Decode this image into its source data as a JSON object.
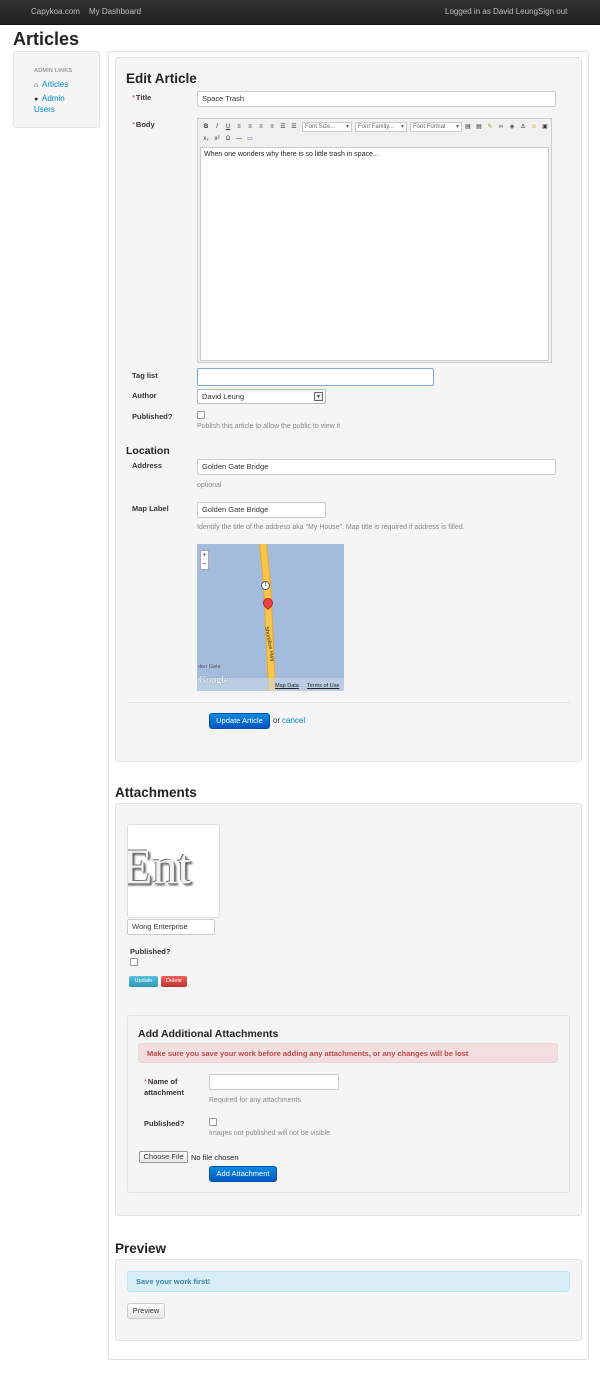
{
  "topbar": {
    "brand": "Capykoa.com",
    "dashboard": "My Dashboard",
    "user": "Logged in as David Leung",
    "signout": "Sign out"
  },
  "page_title": "Articles",
  "sidebar": {
    "header": "ADMIN LINKS",
    "articles": "Articles",
    "admin_users_1": "Admin",
    "admin_users_2": "Users"
  },
  "edit": {
    "heading": "Edit Article",
    "title_label": "Title",
    "title_value": "Space Trash",
    "body_label": "Body",
    "body_text": "When one wonders why there is so little trash in space...",
    "toolbar": {
      "font_size": "Font Size...",
      "font_family": "Font Family...",
      "font_format": "Font Format"
    },
    "tag_label": "Tag list",
    "tag_value": "",
    "author_label": "Author",
    "author_value": "David Leung",
    "published_label": "Published?",
    "published_help": "Publish this article to allow the public to view it",
    "location_heading": "Location",
    "address_label": "Address",
    "address_value": "Golden Gate Bridge",
    "address_help": "optional",
    "maplabel_label": "Map Label",
    "maplabel_value": "Golden Gate Bridge",
    "maplabel_help": "Identify the title of the address aka \"My House\". Map title is required if address is filled.",
    "map": {
      "road": "Shoreline Hwy",
      "route": "1",
      "place": "den Gate",
      "logo": "Google",
      "data_link": "Map Data",
      "terms_link": "Terms of Use"
    },
    "submit": "Update Article",
    "or": "or",
    "cancel": "cancel"
  },
  "attachments": {
    "heading": "Attachments",
    "thumb_text": "Ent",
    "name_value": "Wong Enterprise",
    "published_label": "Published?",
    "update": "Update",
    "delete": "Delete",
    "add_heading": "Add Additional Attachments",
    "warning": "Make sure you save your work before adding any attachments, or any changes will be lost",
    "name_label_1": "Name of",
    "name_label_2": "attachment",
    "name_help": "Required for any attachments",
    "pub_label": "Published?",
    "pub_help": "Images not published will not be visible.",
    "choose_file": "Choose File",
    "no_file": "No file chosen",
    "add_button": "Add Attachment"
  },
  "preview": {
    "heading": "Preview",
    "info": "Save your work first!",
    "button": "Preview"
  },
  "colors": {
    "primary": "#0663c9",
    "danger": "#d9534f",
    "info": "#5bc0de",
    "link": "#0088cc"
  }
}
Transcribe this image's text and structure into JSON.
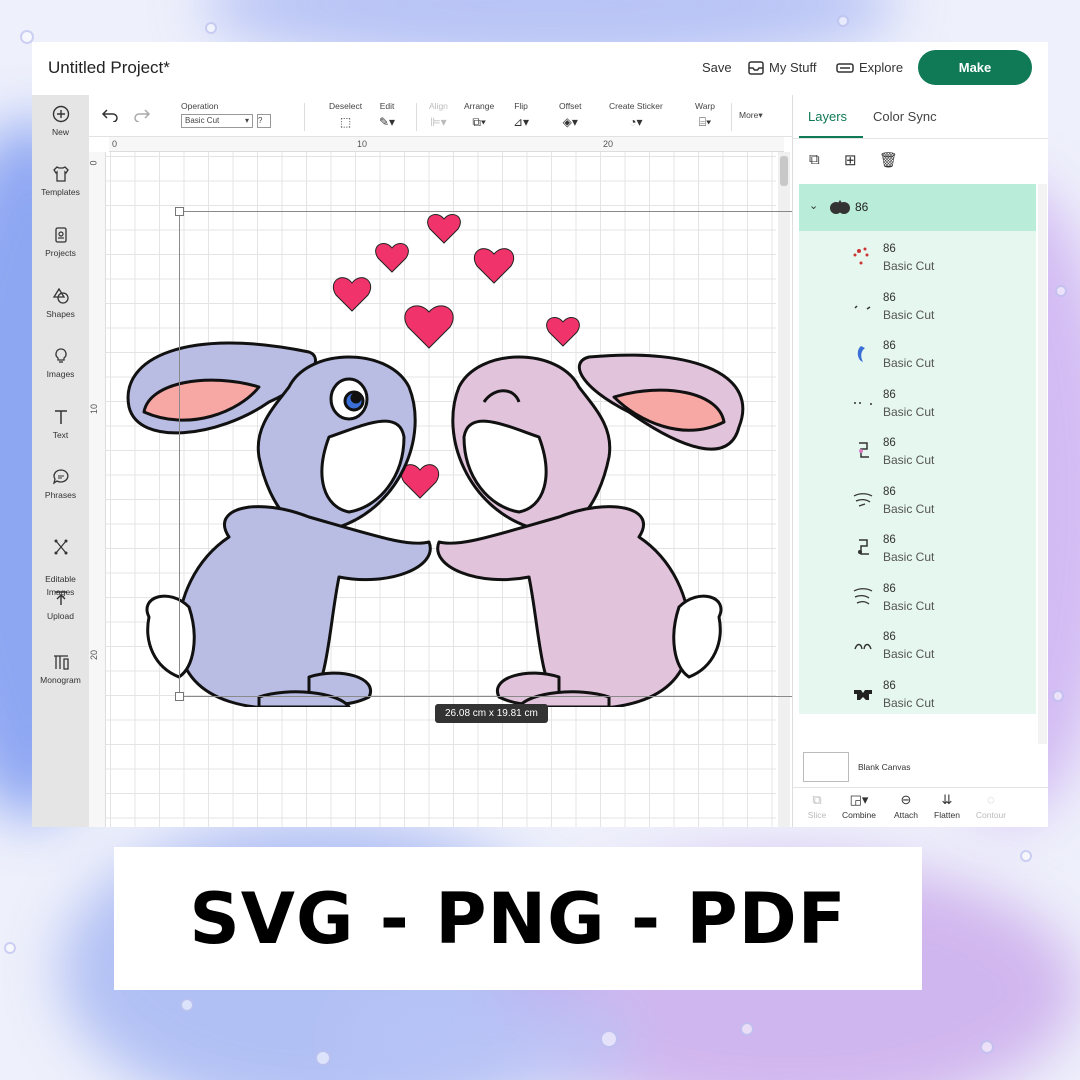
{
  "header": {
    "project_title": "Untitled Project*",
    "save_label": "Save",
    "my_stuff_label": "My Stuff",
    "explore_label": "Explore",
    "make_label": "Make"
  },
  "rail": {
    "items": [
      {
        "label": "New",
        "icon": "plus-circle-icon"
      },
      {
        "label": "Templates",
        "icon": "shirt-icon"
      },
      {
        "label": "Projects",
        "icon": "projects-icon"
      },
      {
        "label": "Shapes",
        "icon": "shapes-icon"
      },
      {
        "label": "Images",
        "icon": "bulb-icon"
      },
      {
        "label": "Text",
        "icon": "text-icon"
      },
      {
        "label": "Phrases",
        "icon": "speech-bubble-icon"
      },
      {
        "label": "Editable\nImages",
        "icon": "editable-images-icon"
      },
      {
        "label": "Upload",
        "icon": "upload-icon"
      },
      {
        "label": "Monogram",
        "icon": "monogram-icon"
      }
    ]
  },
  "toolbar": {
    "operation_label": "Operation",
    "operation_value": "Basic Cut",
    "help_label": "?",
    "deselect_label": "Deselect",
    "edit_label": "Edit",
    "align_label": "Align",
    "arrange_label": "Arrange",
    "flip_label": "Flip",
    "offset_label": "Offset",
    "create_sticker_label": "Create Sticker",
    "warp_label": "Warp",
    "more_label": "More"
  },
  "canvas": {
    "ruler_top": [
      "0",
      "10",
      "20"
    ],
    "ruler_left": [
      "0",
      "10",
      "20"
    ],
    "dimension_text": "26.08  cm x 19.81  cm"
  },
  "panel": {
    "tabs": [
      "Layers",
      "Color Sync"
    ],
    "group_name": "86",
    "layers": [
      {
        "name": "86",
        "operation": "Basic Cut"
      },
      {
        "name": "86",
        "operation": "Basic Cut"
      },
      {
        "name": "86",
        "operation": "Basic Cut"
      },
      {
        "name": "86",
        "operation": "Basic Cut"
      },
      {
        "name": "86",
        "operation": "Basic Cut"
      },
      {
        "name": "86",
        "operation": "Basic Cut"
      },
      {
        "name": "86",
        "operation": "Basic Cut"
      },
      {
        "name": "86",
        "operation": "Basic Cut"
      },
      {
        "name": "86",
        "operation": "Basic Cut"
      },
      {
        "name": "86",
        "operation": "Basic Cut"
      }
    ],
    "blank_canvas_label": "Blank Canvas",
    "bottom_tools": [
      {
        "label": "Slice",
        "enabled": false
      },
      {
        "label": "Combine",
        "enabled": true
      },
      {
        "label": "Attach",
        "enabled": true
      },
      {
        "label": "Flatten",
        "enabled": true
      },
      {
        "label": "Contour",
        "enabled": false
      }
    ]
  },
  "banner": {
    "text": "SVG - PNG - PDF"
  },
  "colors": {
    "accent": "#0f7a55",
    "layer_group_bg": "#b9ecd9",
    "layers_bg": "#e6f7ef",
    "bunny_left": "#b9bde3",
    "bunny_right": "#e2c3dc",
    "heart": "#f0336a"
  }
}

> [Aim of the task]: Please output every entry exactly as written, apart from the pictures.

> [Reply to the exercise]:
Decode this image into its source data as a JSON object.
{
  "topbar": {
    "brand": "Capykoa.com",
    "dashboard": "My Dashboard",
    "user": "Logged in as David Leung",
    "signout": "Sign out"
  },
  "page_title": "Articles",
  "sidebar": {
    "header": "ADMIN LINKS",
    "articles": "Articles",
    "admin_users_1": "Admin",
    "admin_users_2": "Users"
  },
  "edit": {
    "heading": "Edit Article",
    "title_label": "Title",
    "title_value": "Space Trash",
    "body_label": "Body",
    "body_text": "When one wonders why there is so little trash in space...",
    "toolbar": {
      "font_size": "Font Size...",
      "font_family": "Font Family...",
      "font_format": "Font Format"
    },
    "tag_label": "Tag list",
    "tag_value": "",
    "author_label": "Author",
    "author_value": "David Leung",
    "published_label": "Published?",
    "published_help": "Publish this article to allow the public to view it",
    "location_heading": "Location",
    "address_label": "Address",
    "address_value": "Golden Gate Bridge",
    "address_help": "optional",
    "maplabel_label": "Map Label",
    "maplabel_value": "Golden Gate Bridge",
    "maplabel_help": "Identify the title of the address aka \"My House\". Map title is required if address is filled.",
    "map": {
      "road": "Shoreline Hwy",
      "route": "1",
      "place": "den Gate",
      "logo": "Google",
      "data_link": "Map Data",
      "terms_link": "Terms of Use"
    },
    "submit": "Update Article",
    "or": "or",
    "cancel": "cancel"
  },
  "attachments": {
    "heading": "Attachments",
    "thumb_text": "Ent",
    "name_value": "Wong Enterprise",
    "published_label": "Published?",
    "update": "Update",
    "delete": "Delete",
    "add_heading": "Add Additional Attachments",
    "warning": "Make sure you save your work before adding any attachments, or any changes will be lost",
    "name_label_1": "Name of",
    "name_label_2": "attachment",
    "name_help": "Required for any attachments",
    "pub_label": "Published?",
    "pub_help": "Images not published will not be visible.",
    "choose_file": "Choose File",
    "no_file": "No file chosen",
    "add_button": "Add Attachment"
  },
  "preview": {
    "heading": "Preview",
    "info": "Save your work first!",
    "button": "Preview"
  },
  "colors": {
    "primary": "#0663c9",
    "danger": "#d9534f",
    "info": "#5bc0de",
    "link": "#0088cc"
  }
}
Transcribe this image's text and structure into JSON.
{
  "header": {
    "project_title": "Untitled Project*",
    "save_label": "Save",
    "my_stuff_label": "My Stuff",
    "explore_label": "Explore",
    "make_label": "Make"
  },
  "rail": {
    "items": [
      {
        "label": "New",
        "icon": "plus-circle-icon"
      },
      {
        "label": "Templates",
        "icon": "shirt-icon"
      },
      {
        "label": "Projects",
        "icon": "projects-icon"
      },
      {
        "label": "Shapes",
        "icon": "shapes-icon"
      },
      {
        "label": "Images",
        "icon": "bulb-icon"
      },
      {
        "label": "Text",
        "icon": "text-icon"
      },
      {
        "label": "Phrases",
        "icon": "speech-bubble-icon"
      },
      {
        "label": "Editable\nImages",
        "icon": "editable-images-icon"
      },
      {
        "label": "Upload",
        "icon": "upload-icon"
      },
      {
        "label": "Monogram",
        "icon": "monogram-icon"
      }
    ]
  },
  "toolbar": {
    "operation_label": "Operation",
    "operation_value": "Basic Cut",
    "help_label": "?",
    "deselect_label": "Deselect",
    "edit_label": "Edit",
    "align_label": "Align",
    "arrange_label": "Arrange",
    "flip_label": "Flip",
    "offset_label": "Offset",
    "create_sticker_label": "Create Sticker",
    "warp_label": "Warp",
    "more_label": "More"
  },
  "canvas": {
    "ruler_top": [
      "0",
      "10",
      "20"
    ],
    "ruler_left": [
      "0",
      "10",
      "20"
    ],
    "dimension_text": "26.08  cm x 19.81  cm"
  },
  "panel": {
    "tabs": [
      "Layers",
      "Color Sync"
    ],
    "group_name": "86",
    "layers": [
      {
        "name": "86",
        "operation": "Basic Cut"
      },
      {
        "name": "86",
        "operation": "Basic Cut"
      },
      {
        "name": "86",
        "operation": "Basic Cut"
      },
      {
        "name": "86",
        "operation": "Basic Cut"
      },
      {
        "name": "86",
        "operation": "Basic Cut"
      },
      {
        "name": "86",
        "operation": "Basic Cut"
      },
      {
        "name": "86",
        "operation": "Basic Cut"
      },
      {
        "name": "86",
        "operation": "Basic Cut"
      },
      {
        "name": "86",
        "operation": "Basic Cut"
      },
      {
        "name": "86",
        "operation": "Basic Cut"
      }
    ],
    "blank_canvas_label": "Blank Canvas",
    "bottom_tools": [
      {
        "label": "Slice",
        "enabled": false
      },
      {
        "label": "Combine",
        "enabled": true
      },
      {
        "label": "Attach",
        "enabled": true
      },
      {
        "label": "Flatten",
        "enabled": true
      },
      {
        "label": "Contour",
        "enabled": false
      }
    ]
  },
  "banner": {
    "text": "SVG - PNG - PDF"
  },
  "colors": {
    "accent": "#0f7a55",
    "layer_group_bg": "#b9ecd9",
    "layers_bg": "#e6f7ef",
    "bunny_left": "#b9bde3",
    "bunny_right": "#e2c3dc",
    "heart": "#f0336a"
  }
}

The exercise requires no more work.